… It appears from Gen. 3.22, that man before his fall had not eaten of it, while yet nothing is recorded concerning any prohibition which seems to point to the understanding that the use of the tree was reserved for the future, quite in agreement with the eschatological significance attributed to it later. The tree was associated with the higher, the unchangeable, the eternal life to be secured by obedience throughout his probation. Anticipating the result by a present enjoyment of the fruit would have been out of keeping with its sacramental character. After man should have been made sure of the attainment of the highest life, the tree would appropriately have been the sacramental means for communicating the highest life. After the fall God attributes to man the inclination of snatching the fruit against the divine purpose. But this very desire implies the understanding that it somehow was the specific life-sacrament for the time after the probation. According to Rev. 2.7 it is to ‘him that overcometh’ that God promises to give of the tree of life in the midst of his paradise. The effort to obtain the fruit after the fall would have meant a desperate attempt to steal the fruit where the title to it had been lost [cp. Gen. 3.22].

On the tree of the knowledge of good and evil:

[T]he tree is called the tree of ‘knowledge of good and evil’, because it is the God-appointed instrument to lead man through probation to that state of religious and moral maturity wherewith his highest blessedness is connected. … To attain to a knowledge of good and evil is not necessarily an undesirable and culpable thing. It could happen in a good way, in case man stood in probation, no less than in an evil way, in case man fell. The name is neutral as to its import. That this is so frequently overlooked is due to the prohibitive form which the probation-test assumed. Because man was forbidden to eat of the tree associated with the knowledge of good and evil, it has been rashly assumed that the knowledge of good and evil was forbidden him. Obviously there is in this a confusion of thought. The prohibitive form of the test has quite a different cause, as will be presently shown.

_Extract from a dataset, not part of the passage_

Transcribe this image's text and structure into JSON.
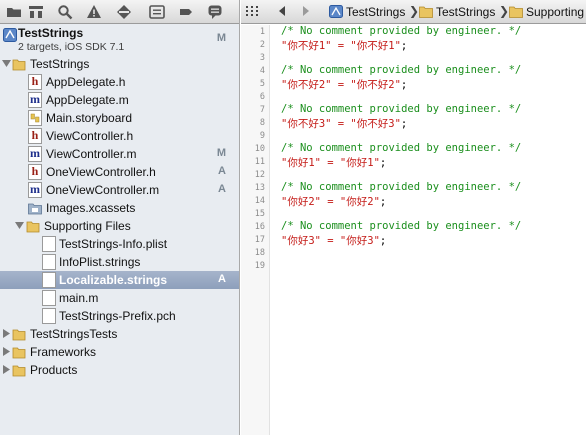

If now we enquire how the maturity designated as ‘knowledge of good and evil’ was to be attained, either in a desirable or in an undesirable sense, regard must be had first of all to the exact form of the phrase in Hebrew. The phrase is not ‘knowledge of the good and the evil’. It reads, literally translated: ‘knowledge of good-and-evil’, i.e., of good and evil as correlated, mutually conditioned conceptions. Man was to attain something he had not attained before. He was to learn the good in its clear opposition to the evil, and the evil in its clear opposition to the good. Thus it will become plain how he could attain to this by taking either fork of the probation-choice. Had he stood, then the contrast between good and evil would have been vividly present to his mind: the good and evil he would have known from the new illumination his mind would have received through the crisis of temptation in which the two collided. On the other hand, had he fallen, then the contrast of evil with good would have even more vividly impressed itself upon him, because the remembered experience of choosing the evil and the continuous experience of doing the evil, in contrast with his memory of the good, would have shown most sharply how different the two are. The perception of difference in which the maturity consisted related to the one pivotal point, whether man would make his choice for the sake of God and of God alone. …

From the true conception of the purpose of the tree we must distinguish the interpretation placed upon it by the tempter according to Gen. 3.5. This carries a twofold implication: first that the tree has in itself, magically, the power of conferring knowledge of good and evil. This lowers the plane of the whole transaction from the religious and moral to the pagan-magical sphere. And secondly, Satan explains the prohibition from the motive of envy. … Again, the divine statement in Gen. 3.22 alludes to this deceitful representation of the tempter. It is ironical.

Selections from Biblical Theology (1948), pp. 27-33.